++++ SUPPLIED ENTRIES ++++
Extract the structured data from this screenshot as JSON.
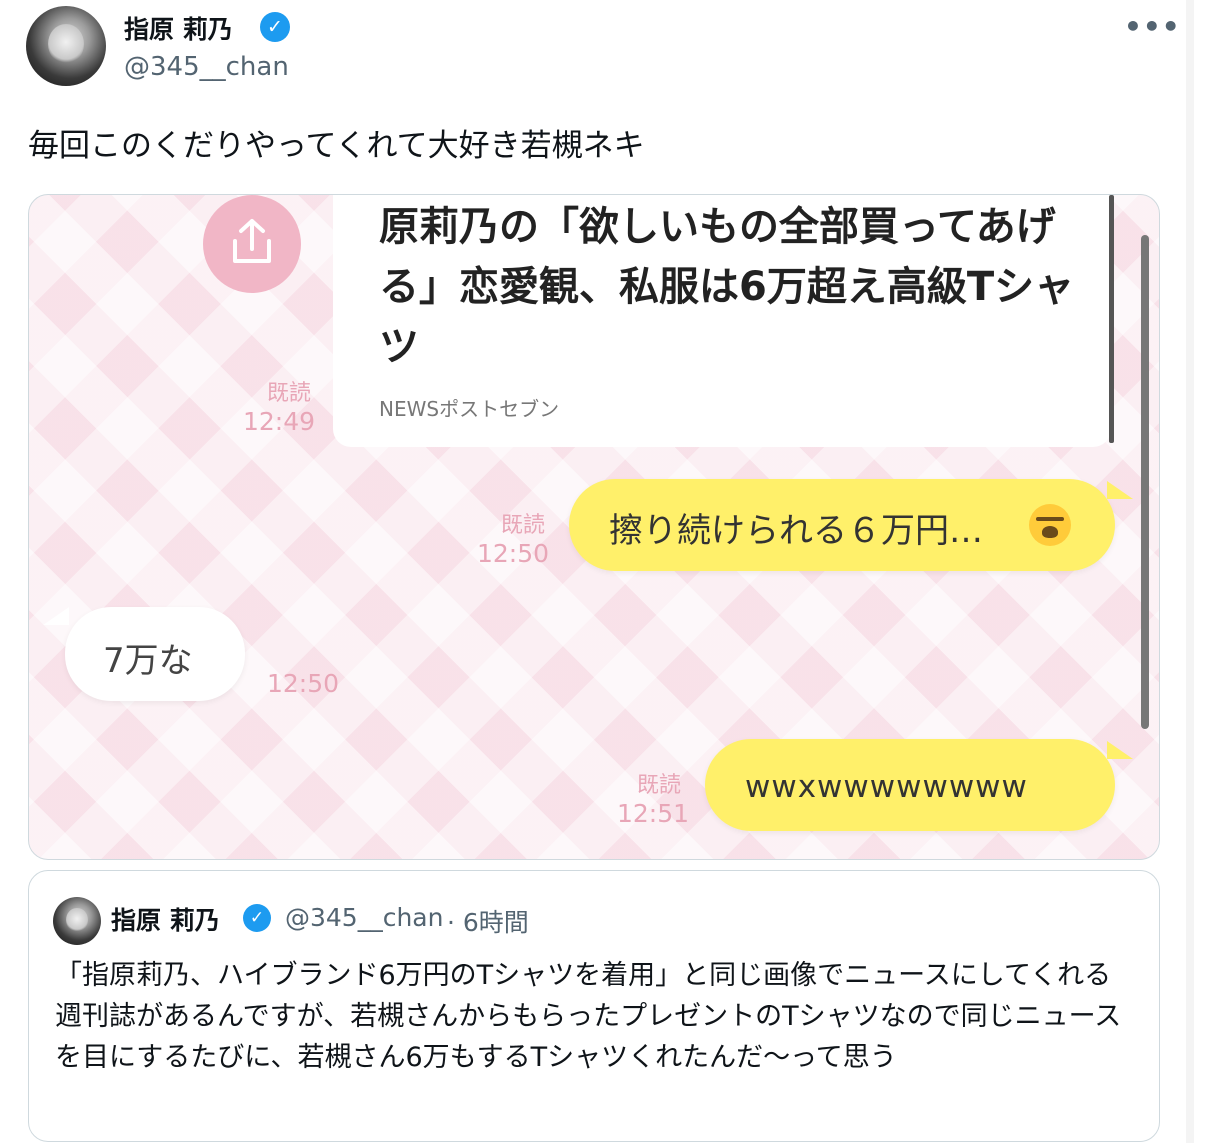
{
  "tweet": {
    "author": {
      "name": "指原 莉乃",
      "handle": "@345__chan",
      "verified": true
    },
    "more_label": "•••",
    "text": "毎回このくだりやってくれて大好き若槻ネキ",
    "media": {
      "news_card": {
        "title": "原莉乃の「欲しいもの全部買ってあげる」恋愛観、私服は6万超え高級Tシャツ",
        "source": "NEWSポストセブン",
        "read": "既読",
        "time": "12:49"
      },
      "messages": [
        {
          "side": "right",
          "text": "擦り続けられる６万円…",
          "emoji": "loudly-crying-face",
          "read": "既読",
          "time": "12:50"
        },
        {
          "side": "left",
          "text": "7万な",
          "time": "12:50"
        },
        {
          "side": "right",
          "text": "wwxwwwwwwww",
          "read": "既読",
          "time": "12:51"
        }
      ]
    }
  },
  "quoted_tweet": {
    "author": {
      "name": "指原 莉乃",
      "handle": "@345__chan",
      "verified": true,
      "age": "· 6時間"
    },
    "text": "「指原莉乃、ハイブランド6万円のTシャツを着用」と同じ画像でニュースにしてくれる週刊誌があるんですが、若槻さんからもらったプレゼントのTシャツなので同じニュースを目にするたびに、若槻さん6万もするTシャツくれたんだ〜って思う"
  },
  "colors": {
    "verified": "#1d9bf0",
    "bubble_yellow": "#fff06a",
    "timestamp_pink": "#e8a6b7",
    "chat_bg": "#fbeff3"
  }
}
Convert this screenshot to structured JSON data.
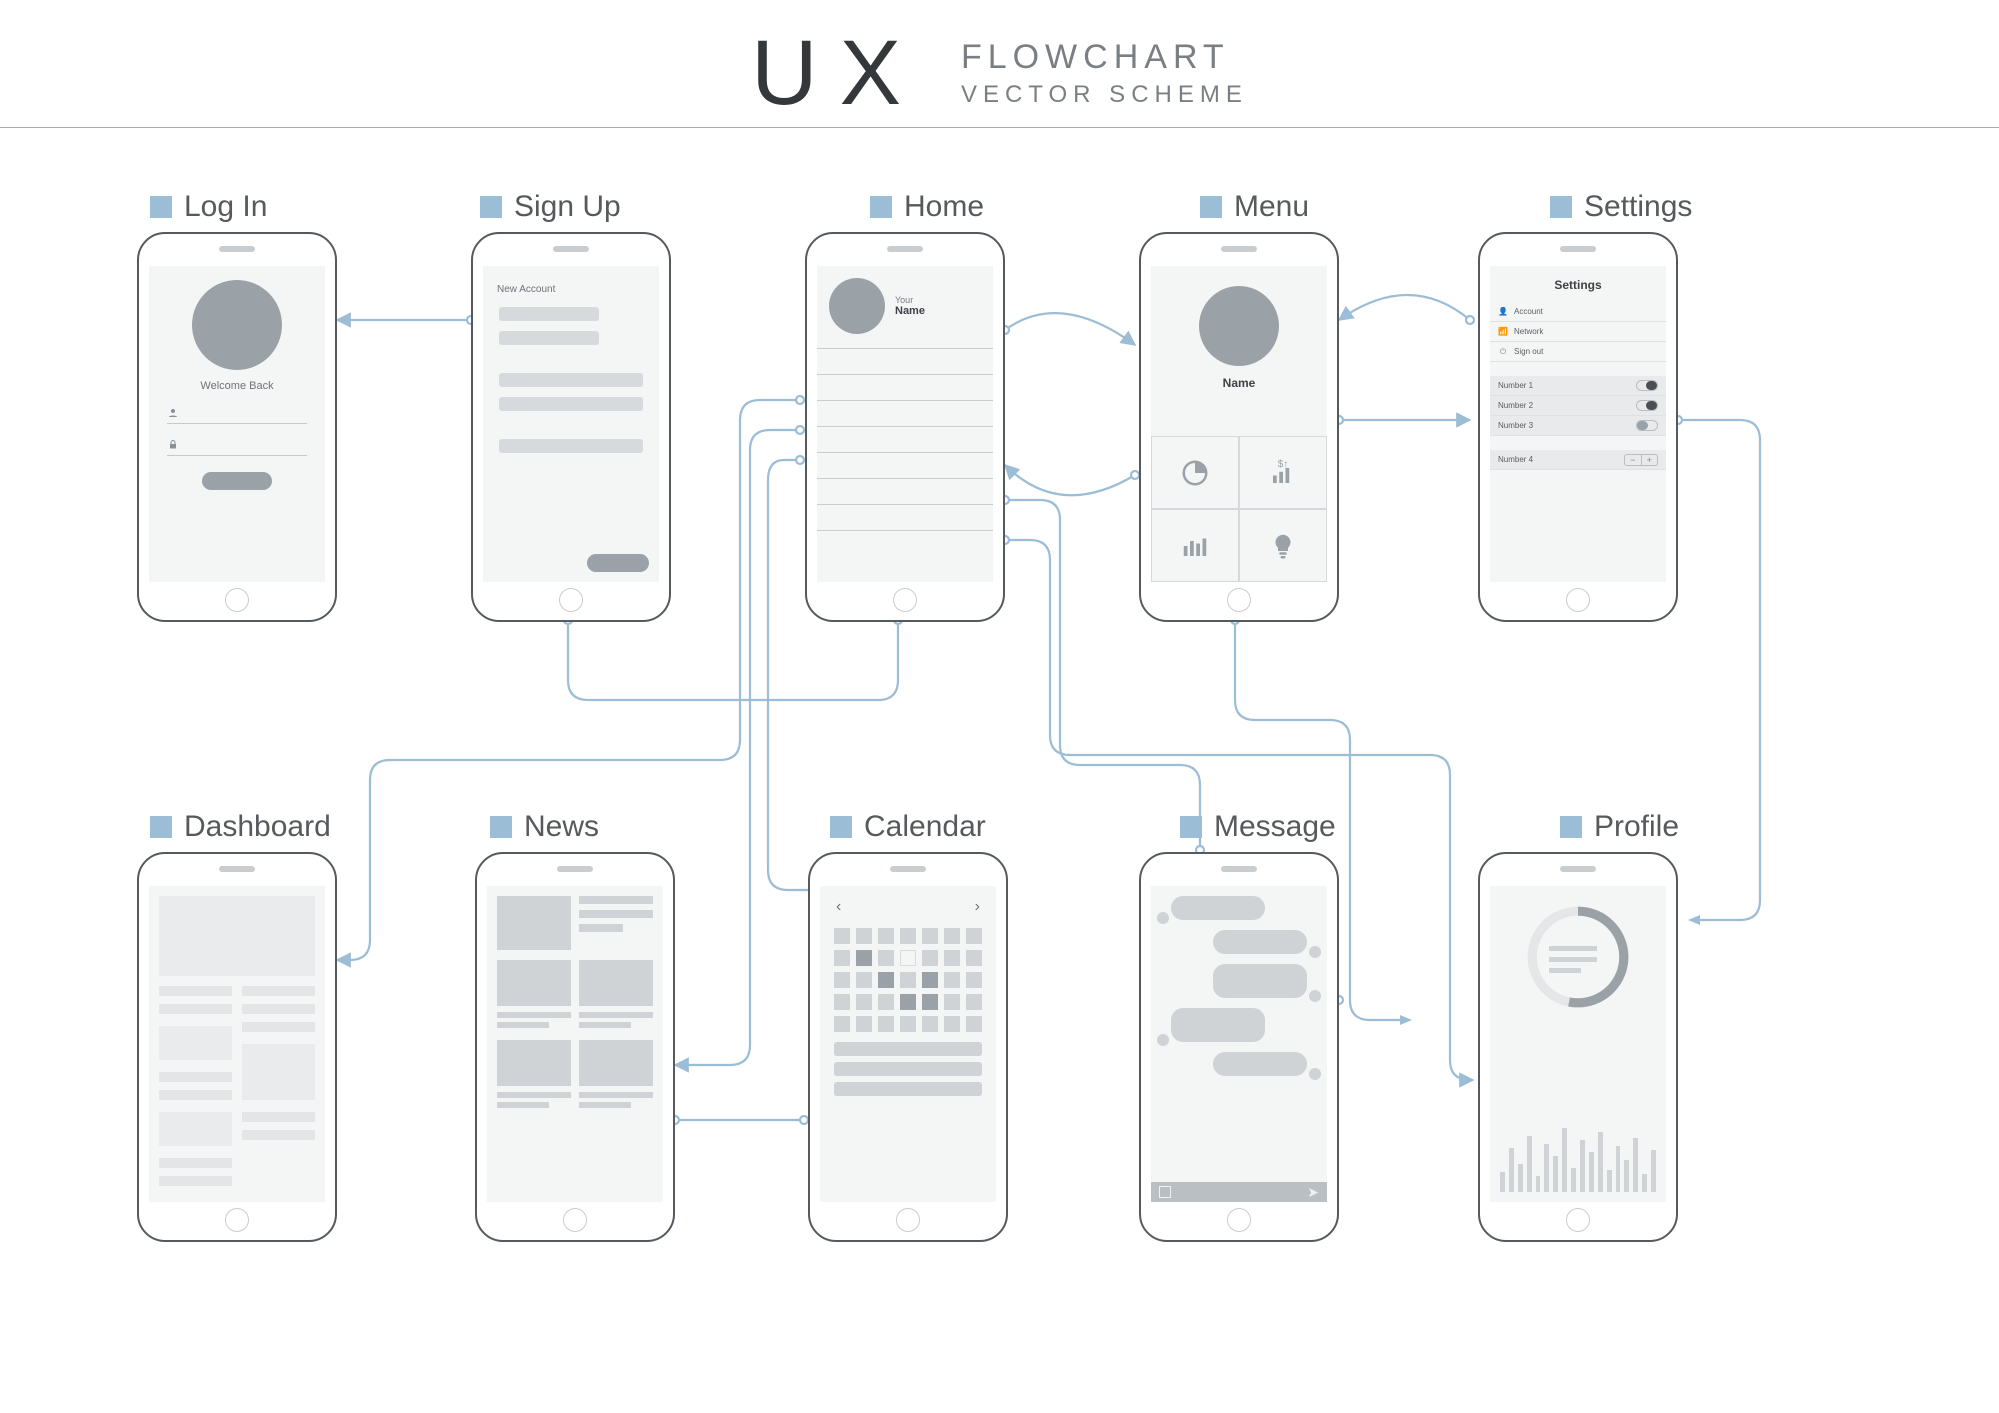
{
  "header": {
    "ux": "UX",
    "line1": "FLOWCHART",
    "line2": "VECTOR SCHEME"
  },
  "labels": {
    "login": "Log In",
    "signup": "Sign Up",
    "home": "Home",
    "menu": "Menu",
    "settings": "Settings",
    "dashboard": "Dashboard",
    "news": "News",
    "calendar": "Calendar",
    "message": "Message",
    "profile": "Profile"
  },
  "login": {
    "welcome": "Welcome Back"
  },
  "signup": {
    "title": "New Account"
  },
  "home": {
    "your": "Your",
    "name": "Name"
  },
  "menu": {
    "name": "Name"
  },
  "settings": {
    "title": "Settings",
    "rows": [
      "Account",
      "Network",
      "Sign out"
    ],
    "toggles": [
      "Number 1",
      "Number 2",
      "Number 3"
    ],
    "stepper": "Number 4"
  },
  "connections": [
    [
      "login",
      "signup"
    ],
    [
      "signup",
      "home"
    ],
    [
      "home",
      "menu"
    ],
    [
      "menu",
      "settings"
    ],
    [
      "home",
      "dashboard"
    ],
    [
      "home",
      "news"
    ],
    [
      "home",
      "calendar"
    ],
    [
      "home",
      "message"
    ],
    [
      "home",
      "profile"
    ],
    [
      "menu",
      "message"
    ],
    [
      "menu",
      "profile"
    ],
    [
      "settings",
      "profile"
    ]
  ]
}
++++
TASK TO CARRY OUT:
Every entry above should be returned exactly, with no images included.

EXPECTED OUTPUT:
Extract the structured data from this screenshot as JSON.
{
  "tweet": {
    "author": {
      "name": "指原 莉乃",
      "handle": "@345__chan",
      "verified": true
    },
    "more_label": "•••",
    "text": "毎回このくだりやってくれて大好き若槻ネキ",
    "media": {
      "news_card": {
        "title": "原莉乃の「欲しいもの全部買ってあげる」恋愛観、私服は6万超え高級Tシャツ",
        "source": "NEWSポストセブン",
        "read": "既読",
        "time": "12:49"
      },
      "messages": [
        {
          "side": "right",
          "text": "擦り続けられる６万円…",
          "emoji": "loudly-crying-face",
          "read": "既読",
          "time": "12:50"
        },
        {
          "side": "left",
          "text": "7万な",
          "time": "12:50"
        },
        {
          "side": "right",
          "text": "wwxwwwwwwww",
          "read": "既読",
          "time": "12:51"
        }
      ]
    }
  },
  "quoted_tweet": {
    "author": {
      "name": "指原 莉乃",
      "handle": "@345__chan",
      "verified": true,
      "age": "· 6時間"
    },
    "text": "「指原莉乃、ハイブランド6万円のTシャツを着用」と同じ画像でニュースにしてくれる週刊誌があるんですが、若槻さんからもらったプレゼントのTシャツなので同じニュースを目にするたびに、若槻さん6万もするTシャツくれたんだ〜って思う"
  },
  "colors": {
    "verified": "#1d9bf0",
    "bubble_yellow": "#fff06a",
    "timestamp_pink": "#e8a6b7",
    "chat_bg": "#fbeff3"
  }
}
Convert this screenshot to structured JSON data.
{
  "header": {
    "ux": "UX",
    "line1": "FLOWCHART",
    "line2": "VECTOR SCHEME"
  },
  "labels": {
    "login": "Log In",
    "signup": "Sign Up",
    "home": "Home",
    "menu": "Menu",
    "settings": "Settings",
    "dashboard": "Dashboard",
    "news": "News",
    "calendar": "Calendar",
    "message": "Message",
    "profile": "Profile"
  },
  "login": {
    "welcome": "Welcome Back"
  },
  "signup": {
    "title": "New Account"
  },
  "home": {
    "your": "Your",
    "name": "Name"
  },
  "menu": {
    "name": "Name"
  },
  "settings": {
    "title": "Settings",
    "rows": [
      "Account",
      "Network",
      "Sign out"
    ],
    "toggles": [
      "Number 1",
      "Number 2",
      "Number 3"
    ],
    "stepper": "Number 4"
  },
  "connections": [
    [
      "login",
      "signup"
    ],
    [
      "signup",
      "home"
    ],
    [
      "home",
      "menu"
    ],
    [
      "menu",
      "settings"
    ],
    [
      "home",
      "dashboard"
    ],
    [
      "home",
      "news"
    ],
    [
      "home",
      "calendar"
    ],
    [
      "home",
      "message"
    ],
    [
      "home",
      "profile"
    ],
    [
      "menu",
      "message"
    ],
    [
      "menu",
      "profile"
    ],
    [
      "settings",
      "profile"
    ]
  ]
}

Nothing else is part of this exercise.